- ACTIVITY -
Filter the material below so that only lines containing "away" remain.

________________________

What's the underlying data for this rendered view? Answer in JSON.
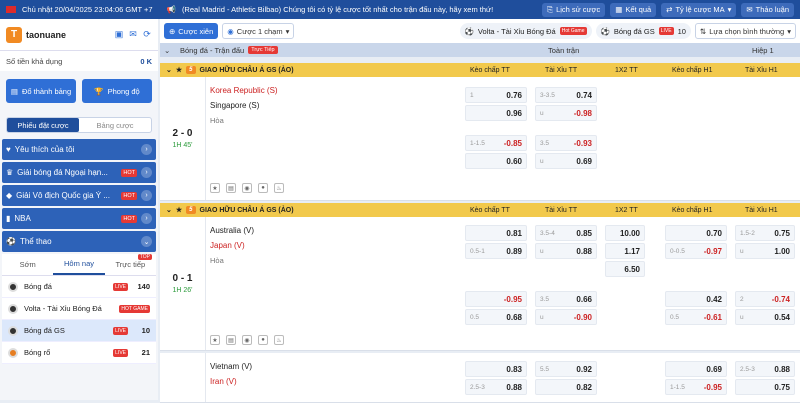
{
  "topbar": {
    "datetime": "Chủ nhật 20/04/2025 23:04:06 GMT +7",
    "ticker": "(Real Madrid - Athletic Bilbao) Chúng tôi có tỷ lệ cược tốt nhất cho trận đấu này, hãy xem thứ!",
    "buttons": [
      "Lịch sử cược",
      "Kết quả",
      "Tỷ lệ cược MA",
      "Thảo luận"
    ]
  },
  "user": {
    "initial": "T",
    "name": "taonuane",
    "balance_label": "Số tiền khả dụng",
    "balance_value": "0 K"
  },
  "side_buttons": [
    "Đổ thành bảng",
    "Phong độ"
  ],
  "bet_tabs": [
    "Phiếu đặt cược",
    "Bảng cược"
  ],
  "menu": [
    {
      "label": "Yêu thích của tôi",
      "hot": ""
    },
    {
      "label": "Giải bóng đá Ngoại hạn...",
      "hot": "HOT"
    },
    {
      "label": "Giải Vô địch Quốc gia Ý ...",
      "hot": "HOT"
    },
    {
      "label": "NBA",
      "hot": "HOT"
    },
    {
      "label": "Thể thao",
      "hot": ""
    }
  ],
  "sport_tabs": [
    "Sớm",
    "Hôm nay",
    "Trực tiếp"
  ],
  "sport_tab_badge": "TOP",
  "sports": [
    {
      "label": "Bóng đá",
      "badge": "LIVE",
      "count": "140"
    },
    {
      "label": "Volta - Tài Xỉu Bóng Đá",
      "badge": "HOT GAME",
      "count": ""
    },
    {
      "label": "Bóng đá GS",
      "badge": "LIVE",
      "count": "10"
    },
    {
      "label": "Bóng rổ",
      "badge": "LIVE",
      "count": "21"
    }
  ],
  "toolbar": {
    "bet_type": "Cược xiên",
    "click_label": "Cược 1 chạm",
    "volta": "Volta - Tài Xỉu Bóng Đá",
    "volta_badge": "Hot Game",
    "gs": "Bóng đá GS",
    "gs_badge": "LIVE",
    "gs_count": "10",
    "sort": "Lựa chọn bình thường"
  },
  "header": {
    "title": "Bóng đá - Trận đấu",
    "live": "Trực Tiếp",
    "full": "Toàn trận",
    "half": "Hiệp 1"
  },
  "columns": [
    "Kèo chấp TT",
    "Tài Xỉu TT",
    "1X2 TT",
    "Kèo chấp H1",
    "Tài Xỉu H1"
  ],
  "leagues": [
    {
      "logo": "5",
      "name": "GIAO HỮU CHÂU Á GS (ẢO)"
    },
    {
      "logo": "5",
      "name": "GIAO HỮU CHÂU Á GS (ẢO)"
    }
  ],
  "matches": [
    {
      "score": "2 - 0",
      "time": "1H 45'",
      "home": "Korea Republic (S)",
      "away": "Singapore (S)",
      "draw": "Hòa",
      "rows": [
        {
          "hc_h": "1",
          "hc_a": "0.76",
          "hc_b": "0.96",
          "ou_h": "3-3.5",
          "ou_a": "0.74",
          "ou_u": "u",
          "ou_b": "-0.98"
        },
        {
          "hc_h": "1-1.5",
          "hc_a": "-0.85",
          "hc_b": "0.60",
          "ou_h": "3.5",
          "ou_a": "-0.93",
          "ou_u": "u",
          "ou_b": "0.69"
        }
      ]
    },
    {
      "score": "0 - 1",
      "time": "1H 26'",
      "home": "Australia (V)",
      "away": "Japan (V)",
      "draw": "Hòa",
      "rows": [
        {
          "hc_h": "0.5-1",
          "hc_a": "0.81",
          "hc_b": "0.89",
          "ou_h": "3.5-4",
          "ou_a": "0.85",
          "ou_u": "u",
          "ou_b": "0.88",
          "x1": "10.00",
          "x2": "1.17",
          "x3": "6.50",
          "h1_h": "0-0.5",
          "h1_a": "0.70",
          "h1_b": "-0.97",
          "h1ou_h": "1.5-2",
          "h1ou_a": "0.75",
          "h1ou_u": "u",
          "h1ou_b": "1.00"
        },
        {
          "hc_h": "0.5",
          "hc_a": "-0.95",
          "hc_b": "0.68",
          "ou_h": "3.5",
          "ou_a": "0.66",
          "ou_u": "u",
          "ou_b": "-0.90",
          "h1_h": "0.5",
          "h1_a": "0.42",
          "h1_b": "-0.61",
          "h1ou_h": "2",
          "h1ou_a": "-0.74",
          "h1ou_u": "u",
          "h1ou_b": "0.54"
        }
      ]
    },
    {
      "score": "",
      "time": "",
      "home": "Vietnam (V)",
      "away": "Iran (V)",
      "draw": "",
      "rows": [
        {
          "hc_h": "2.5-3",
          "hc_a": "0.83",
          "hc_b": "0.88",
          "ou_h": "5.5",
          "ou_a": "0.92",
          "ou_u": "",
          "ou_b": "0.82",
          "h1_h": "1-1.5",
          "h1_a": "0.69",
          "h1_b": "-0.95",
          "h1ou_h": "2.5-3",
          "h1ou_a": "0.88",
          "h1ou_b": "0.75"
        }
      ]
    }
  ]
}
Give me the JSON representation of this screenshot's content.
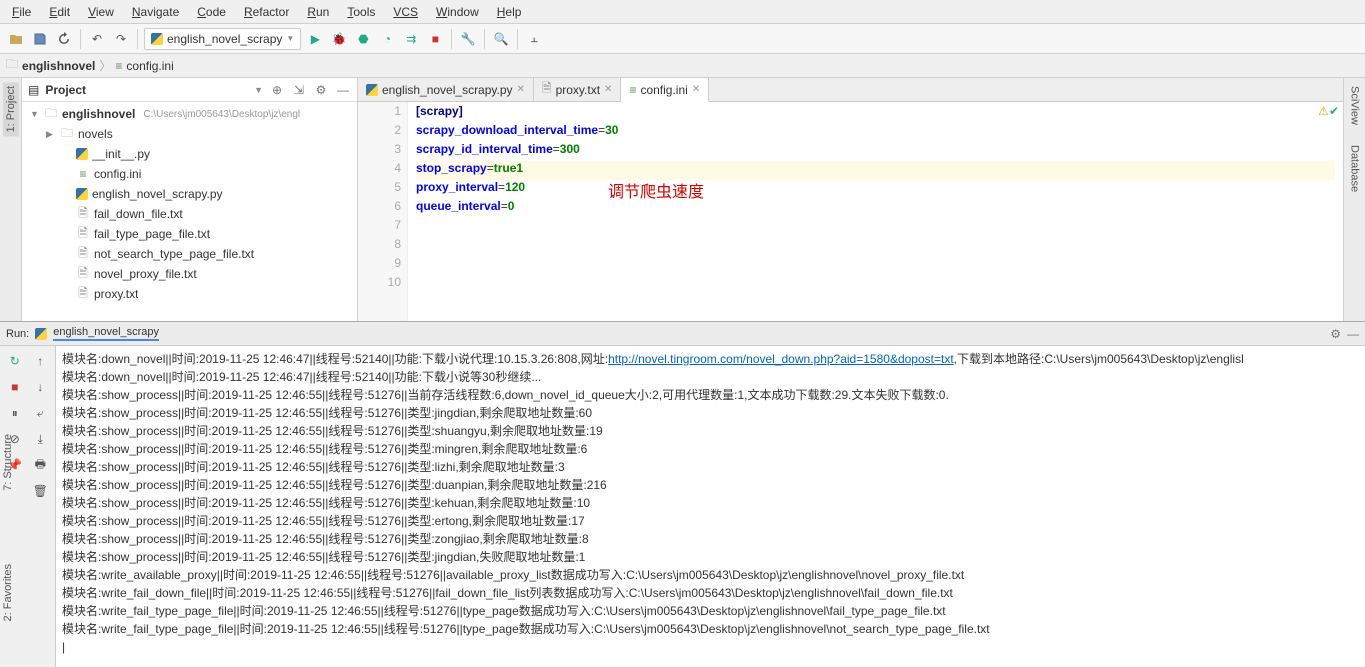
{
  "menu": {
    "file": "File",
    "edit": "Edit",
    "view": "View",
    "navigate": "Navigate",
    "code": "Code",
    "refactor": "Refactor",
    "run": "Run",
    "tools": "Tools",
    "vcs": "VCS",
    "window": "Window",
    "help": "Help"
  },
  "toolbar": {
    "run_config": "english_novel_scrapy"
  },
  "breadcrumb": {
    "root": "englishnovel",
    "file": "config.ini"
  },
  "project": {
    "title": "Project",
    "root": {
      "name": "englishnovel",
      "path": "C:\\Users\\jm005643\\Desktop\\jz\\engl"
    },
    "items": [
      {
        "name": "novels",
        "type": "folder"
      },
      {
        "name": "__init__.py",
        "type": "py"
      },
      {
        "name": "config.ini",
        "type": "ini"
      },
      {
        "name": "english_novel_scrapy.py",
        "type": "py"
      },
      {
        "name": "fail_down_file.txt",
        "type": "txt"
      },
      {
        "name": "fail_type_page_file.txt",
        "type": "txt"
      },
      {
        "name": "not_search_type_page_file.txt",
        "type": "txt"
      },
      {
        "name": "novel_proxy_file.txt",
        "type": "txt"
      },
      {
        "name": "proxy.txt",
        "type": "txt"
      }
    ]
  },
  "tabs": [
    {
      "name": "english_novel_scrapy.py",
      "type": "py",
      "active": false
    },
    {
      "name": "proxy.txt",
      "type": "txt",
      "active": false
    },
    {
      "name": "config.ini",
      "type": "ini",
      "active": true
    }
  ],
  "editor": {
    "lines": [
      "1",
      "2",
      "3",
      "4",
      "5",
      "6",
      "7",
      "8",
      "9",
      "10"
    ],
    "code": [
      {
        "type": "sect",
        "text": "[scrapy]"
      },
      {
        "type": "kv",
        "k": "scrapy_download_interval_time",
        "v": "30"
      },
      {
        "type": "kv",
        "k": "scrapy_id_interval_time",
        "v": "300"
      },
      {
        "type": "kv",
        "k": "stop_scrapy",
        "v": "true1",
        "sel": true
      },
      {
        "type": "kv",
        "k": "proxy_interval",
        "v": "120"
      },
      {
        "type": "kv",
        "k": "queue_interval",
        "v": "0"
      }
    ],
    "annotation": "调节爬虫速度"
  },
  "run": {
    "label": "Run:",
    "name": "english_novel_scrapy",
    "lines": [
      {
        "pre": "模块名:down_novel||时间:2019-11-25 12:46:47||线程号:52140||功能:下载小说代理:10.15.3.26:808,网址:",
        "link": "http://novel.tingroom.com/novel_down.php?aid=1580&dopost=txt",
        "post": ",下载到本地路径:C:\\Users\\jm005643\\Desktop\\jz\\englisl"
      },
      {
        "pre": "模块名:down_novel||时间:2019-11-25 12:46:47||线程号:52140||功能:下载小说等30秒继续..."
      },
      {
        "pre": "模块名:show_process||时间:2019-11-25 12:46:55||线程号:51276||当前存活线程数:6,down_novel_id_queue大小:2,可用代理数量:1,文本成功下载数:29.文本失败下载数:0."
      },
      {
        "pre": "模块名:show_process||时间:2019-11-25 12:46:55||线程号:51276||类型:jingdian,剩余爬取地址数量:60"
      },
      {
        "pre": "模块名:show_process||时间:2019-11-25 12:46:55||线程号:51276||类型:shuangyu,剩余爬取地址数量:19"
      },
      {
        "pre": "模块名:show_process||时间:2019-11-25 12:46:55||线程号:51276||类型:mingren,剩余爬取地址数量:6"
      },
      {
        "pre": "模块名:show_process||时间:2019-11-25 12:46:55||线程号:51276||类型:lizhi,剩余爬取地址数量:3"
      },
      {
        "pre": "模块名:show_process||时间:2019-11-25 12:46:55||线程号:51276||类型:duanpian,剩余爬取地址数量:216"
      },
      {
        "pre": "模块名:show_process||时间:2019-11-25 12:46:55||线程号:51276||类型:kehuan,剩余爬取地址数量:10"
      },
      {
        "pre": "模块名:show_process||时间:2019-11-25 12:46:55||线程号:51276||类型:ertong,剩余爬取地址数量:17"
      },
      {
        "pre": "模块名:show_process||时间:2019-11-25 12:46:55||线程号:51276||类型:zongjiao,剩余爬取地址数量:8"
      },
      {
        "pre": "模块名:show_process||时间:2019-11-25 12:46:55||线程号:51276||类型:jingdian,失败爬取地址数量:1"
      },
      {
        "pre": "模块名:write_available_proxy||时间:2019-11-25 12:46:55||线程号:51276||available_proxy_list数据成功写入:C:\\Users\\jm005643\\Desktop\\jz\\englishnovel\\novel_proxy_file.txt"
      },
      {
        "pre": "模块名:write_fail_down_file||时间:2019-11-25 12:46:55||线程号:51276||fail_down_file_list列表数据成功写入:C:\\Users\\jm005643\\Desktop\\jz\\englishnovel\\fail_down_file.txt"
      },
      {
        "pre": "模块名:write_fail_type_page_file||时间:2019-11-25 12:46:55||线程号:51276||type_page数据成功写入:C:\\Users\\jm005643\\Desktop\\jz\\englishnovel\\fail_type_page_file.txt"
      },
      {
        "pre": "模块名:write_fail_type_page_file||时间:2019-11-25 12:46:55||线程号:51276||type_page数据成功写入:C:\\Users\\jm005643\\Desktop\\jz\\englishnovel\\not_search_type_page_file.txt"
      }
    ]
  },
  "side_tabs": {
    "project": "1: Project",
    "sciview": "SciView",
    "database": "Database",
    "structure": "7: Structure",
    "favorites": "2: Favorites"
  }
}
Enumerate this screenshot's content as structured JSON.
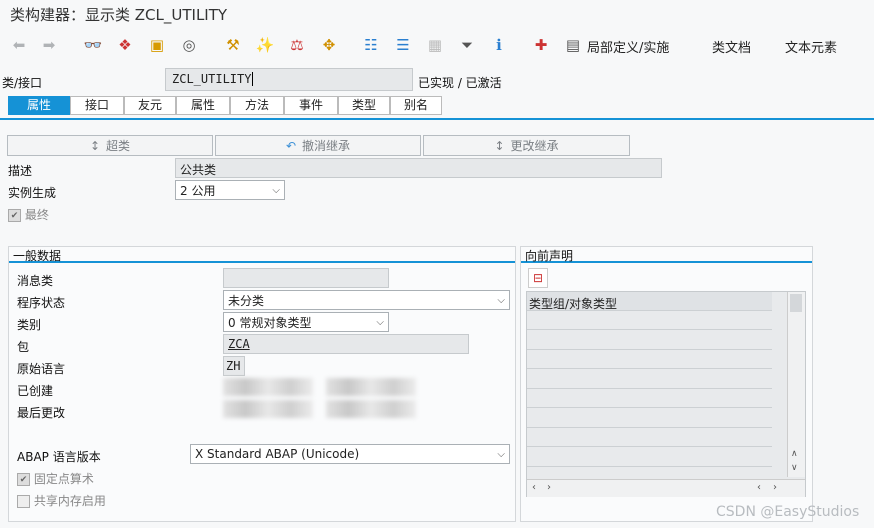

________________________

- ANSWER AREA -
      "away": "Singapore (S)",
      "away": "Japan (V)",
      "away": "Iran (V)",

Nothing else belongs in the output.